**EXERCISE BRIEF**.
Copy out every line of the data where the word "sikit" is found.

**Items from an interface collection**.
=== Begin Enclosure ===

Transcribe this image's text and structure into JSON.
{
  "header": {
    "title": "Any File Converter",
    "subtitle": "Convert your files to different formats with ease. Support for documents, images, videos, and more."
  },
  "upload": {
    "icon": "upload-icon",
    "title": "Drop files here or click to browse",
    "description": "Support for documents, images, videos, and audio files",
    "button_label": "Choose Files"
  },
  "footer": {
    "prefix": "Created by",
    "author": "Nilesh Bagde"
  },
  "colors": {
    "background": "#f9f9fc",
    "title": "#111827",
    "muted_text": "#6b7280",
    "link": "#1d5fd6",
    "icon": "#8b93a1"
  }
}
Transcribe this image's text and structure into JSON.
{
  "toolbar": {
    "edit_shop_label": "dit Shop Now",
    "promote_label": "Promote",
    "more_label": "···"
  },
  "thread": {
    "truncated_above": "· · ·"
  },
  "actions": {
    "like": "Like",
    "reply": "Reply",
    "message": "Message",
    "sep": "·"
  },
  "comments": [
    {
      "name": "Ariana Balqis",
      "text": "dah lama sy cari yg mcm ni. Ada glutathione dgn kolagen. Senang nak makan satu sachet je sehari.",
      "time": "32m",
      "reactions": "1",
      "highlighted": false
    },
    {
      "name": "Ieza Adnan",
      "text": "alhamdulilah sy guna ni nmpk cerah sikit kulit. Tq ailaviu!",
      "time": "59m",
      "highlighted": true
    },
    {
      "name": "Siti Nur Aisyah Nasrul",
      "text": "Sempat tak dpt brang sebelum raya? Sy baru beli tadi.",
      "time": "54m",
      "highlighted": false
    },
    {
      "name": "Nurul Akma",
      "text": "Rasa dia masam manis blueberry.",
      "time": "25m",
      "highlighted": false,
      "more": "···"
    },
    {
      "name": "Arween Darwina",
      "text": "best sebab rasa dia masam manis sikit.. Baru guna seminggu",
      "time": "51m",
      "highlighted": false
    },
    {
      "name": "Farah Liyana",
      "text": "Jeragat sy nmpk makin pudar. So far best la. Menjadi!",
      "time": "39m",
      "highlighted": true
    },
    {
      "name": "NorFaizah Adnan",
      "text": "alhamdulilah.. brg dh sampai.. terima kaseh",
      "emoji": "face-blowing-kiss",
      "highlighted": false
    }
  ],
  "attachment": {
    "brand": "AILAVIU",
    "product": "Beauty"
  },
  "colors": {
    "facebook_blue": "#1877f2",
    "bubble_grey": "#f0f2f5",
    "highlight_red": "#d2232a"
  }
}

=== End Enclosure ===

**WRITTEN ANSWER**.
      "text": "alhamdulilah sy guna ni nmpk cerah sikit kulit. Tq ailaviu!",
      "text": "best sebab rasa dia masam manis sikit.. Baru guna seminggu",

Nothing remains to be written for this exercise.